INSTRUCTIONS TO FOLLOW: Print the entries exactly; no image belongs in the copy.
(DATA)
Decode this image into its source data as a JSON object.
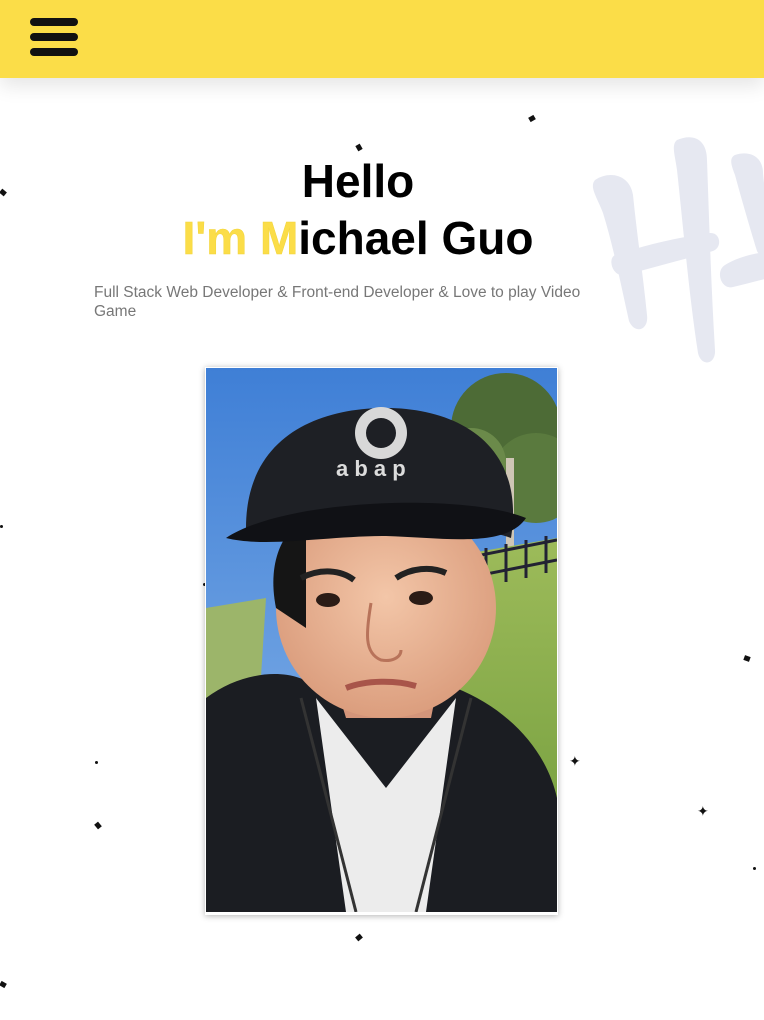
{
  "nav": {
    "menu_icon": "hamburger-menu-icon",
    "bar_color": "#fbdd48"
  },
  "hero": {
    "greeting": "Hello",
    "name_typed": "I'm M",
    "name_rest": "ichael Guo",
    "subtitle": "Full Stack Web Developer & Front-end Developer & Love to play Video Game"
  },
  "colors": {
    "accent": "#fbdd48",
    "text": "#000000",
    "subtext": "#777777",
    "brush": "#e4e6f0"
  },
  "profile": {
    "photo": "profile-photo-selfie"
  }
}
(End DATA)
ANSWER SECTION:
Decode this image into its source data as a JSON object.
{
  "nav": {
    "menu_icon": "hamburger-menu-icon",
    "bar_color": "#fbdd48"
  },
  "hero": {
    "greeting": "Hello",
    "name_typed": "I'm M",
    "name_rest": "ichael Guo",
    "subtitle": "Full Stack Web Developer & Front-end Developer & Love to play Video Game"
  },
  "colors": {
    "accent": "#fbdd48",
    "text": "#000000",
    "subtext": "#777777",
    "brush": "#e4e6f0"
  },
  "profile": {
    "photo": "profile-photo-selfie"
  }
}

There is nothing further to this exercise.